Soft skills such as critical thinking, communication, and teamwork are critical for success in almost any workplace, yet less than fifty percent of Wyoming employers are satisfied with new hires’ work skills. Wyoming could implement a statewide simulated workplace program to help its high school students gain professional skills and prepare for real-world job expectations.
Formalize Industry-Led Job Training Programs for Carbon Tech
Wyoming could design training programs to ensure that in-state workers are ready for jobs in the carbon tech industry. To build this talent pipeline, Wyoming could establish an industry-led job training council that identifies right-fit skills and facilitates training partnerships.
Build a Comprehensive Carbon Tech Cluster Partnership
Despite the visionary investments Wyoming has made in carbon tech research centers, the state currently lacks a comprehensive strategy to develop the industry. Across the country and the world, the most successful clusters are driven by an intentional, overarching plan to attract companies, pass enabling policies, and hit key metrics. Wyoming could benefit greatly from the creation of a formal public-private partnership with industry, research centers, NGOs, and government leaders to strategically grow the state’s nascent carbon tech cluster.
Broadcast Wyoming’s Business Assets
From its abundance of land and business-friendly environment to its spirit of self-reliance and incredible recreational resources, Wyoming has much to offer carbon tech firms considering expansion or relocation. The state can highlight these resources with a marketing strategy that showcases its favorable business climate.
Leverage the High-Speed Internet Opportunity in Local Communities
Wyoming showed tremendous leadership by instituting a statewide broadband funding program in 2018. To maximize its impact, the state could increase incentives for competitive applications from municipalities who want to take advantage of this funding.
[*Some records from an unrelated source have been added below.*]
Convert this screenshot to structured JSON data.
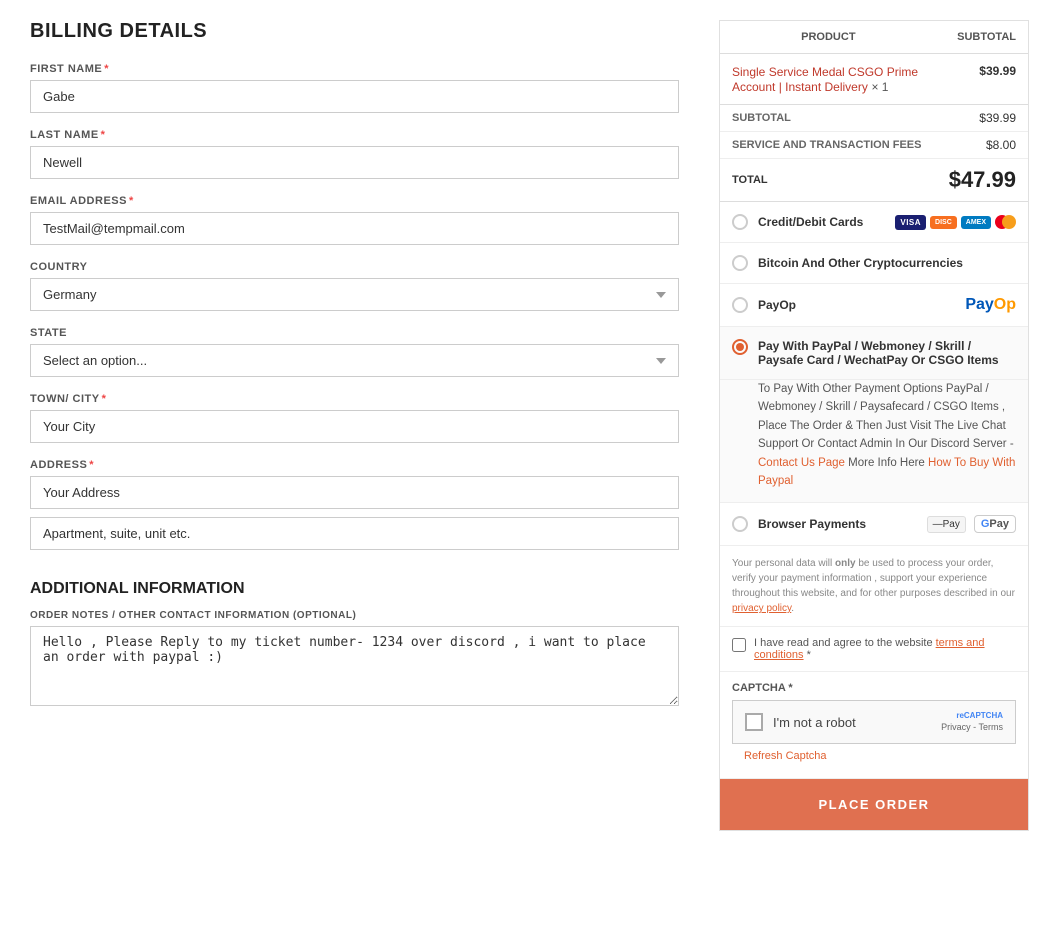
{
  "billing": {
    "title": "BILLING DETAILS",
    "fields": {
      "first_name": {
        "label": "FIRST NAME",
        "required": true,
        "value": "Gabe"
      },
      "last_name": {
        "label": "LAST NAME",
        "required": true,
        "value": "Newell"
      },
      "email": {
        "label": "EMAIL ADDRESS",
        "required": true,
        "value": "TestMail@tempmail.com"
      },
      "country": {
        "label": "COUNTRY",
        "required": false,
        "value": "Germany"
      },
      "state": {
        "label": "STATE",
        "required": false,
        "placeholder": "Select an option..."
      },
      "town": {
        "label": "TOWN/ CITY",
        "required": true,
        "value": "Your City"
      },
      "address": {
        "label": "ADDRESS",
        "required": true,
        "value": "Your Address",
        "address2_placeholder": "Apartment, suite, unit etc."
      }
    }
  },
  "additional": {
    "title": "ADDITIONAL INFORMATION",
    "notes_label": "ORDER NOTES / OTHER CONTACT INFORMATION (OPTIONAL)",
    "notes_value": "Hello , Please Reply to my ticket number- 1234 over discord , i want to place an order with paypal :)"
  },
  "order_summary": {
    "product_header": "PRODUCT",
    "subtotal_header": "SUBTOTAL",
    "product_name": "Single Service Medal CSGO Prime Account | Instant Delivery",
    "product_qty": "× 1",
    "product_price": "$39.99",
    "subtotal_label": "SUBTOTAL",
    "subtotal_value": "$39.99",
    "fees_label": "SERVICE AND TRANSACTION FEES",
    "fees_value": "$8.00",
    "total_label": "TOTAL",
    "total_value": "$47.99"
  },
  "payment": {
    "options": [
      {
        "id": "credit",
        "label": "Credit/Debit Cards",
        "checked": false,
        "has_card_icons": true
      },
      {
        "id": "crypto",
        "label": "Bitcoin And Other Cryptocurrencies",
        "checked": false,
        "has_card_icons": false
      },
      {
        "id": "payop",
        "label": "PayOp",
        "checked": false,
        "has_payop": true
      },
      {
        "id": "paypal",
        "label": "Pay With PayPal / Webmoney / Skrill / Paysafe Card / WechatPay Or CSGO Items",
        "checked": true,
        "expanded": true
      },
      {
        "id": "browser",
        "label": "Browser Payments",
        "checked": false,
        "has_browser_icons": true
      }
    ],
    "paypal_description": "To Pay With Other Payment Options PayPal / Webmoney / Skrill / Paysafecard / CSGO Items , Place The Order & Then Just Visit The Live Chat Support Or Contact Admin In Our Discord Server -",
    "contact_us_text": "Contact Us Page",
    "more_info_text": "More Info Here",
    "how_to_buy_text": "How To Buy With Paypal"
  },
  "privacy": {
    "text": "Your personal data will only be used to process your order, verify your payment information , support your experience throughout this website, and for other purposes described in our",
    "privacy_link": "privacy policy",
    "full_text": "."
  },
  "terms": {
    "label_pre": "I have read and agree to the website",
    "link": "terms and conditions",
    "required": true
  },
  "captcha": {
    "label": "CAPTCHA",
    "required": true,
    "checkbox_text": "I'm not a robot",
    "recaptcha_text": "reCAPTCHA",
    "privacy_text": "Privacy",
    "terms_text": "Terms",
    "refresh_label": "Refresh Captcha"
  },
  "place_order": {
    "label": "PLACE ORDER"
  }
}
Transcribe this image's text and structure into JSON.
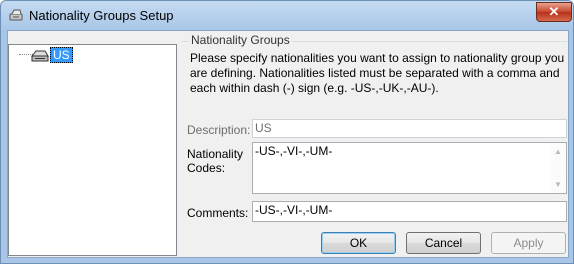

By expanding access to internet services across local communities, Wyoming can position itself to foster a robust carbon tech value chain that supplies businesses with a pipeline of innovative R&D efforts and skilled technical workers.
Build a Strong Foundation for Future Foreign Direct Investment
Foreign direct investment (FDI) can be of particular value to Wyoming’s carbon tech industry since many innovative companies are based outside of the United States. Wyoming could build its reputation as a global leader in carbon tech by establishing more formal relationships with potential international trade partners, which could generate future investment in the state.
Create Incentives to Drive Demand for Wyoming’s Carbon Tech Products
Wyoming has an opportunity to update its infrastructure, particularly roads, bridges, and dams, with locally made carbon tech products. To leverage this opportunity, Wyoming could institute a set of procurement policies for public contracts to stimulate purchases of carbon tech products manufactured in-state. Setting up a competitive process that notifies and rewards bidders on state contracts for purchasing Wyoming-made carbon tech products—such as carbon tech concrete for road repair—will drive demand and open up key business opportunities to grow the industry.
Unleash Wyoming’s Wind Market
Wyoming carbon tech manufacturers could benefit from selling their products to the manufacturers of wind turbine components and transmission lines to be used for in-state wind projects. To fully harness this potential, Wyoming could foster its wind industry by providing dedicated leadership, policy stability, and tailored tax incentives.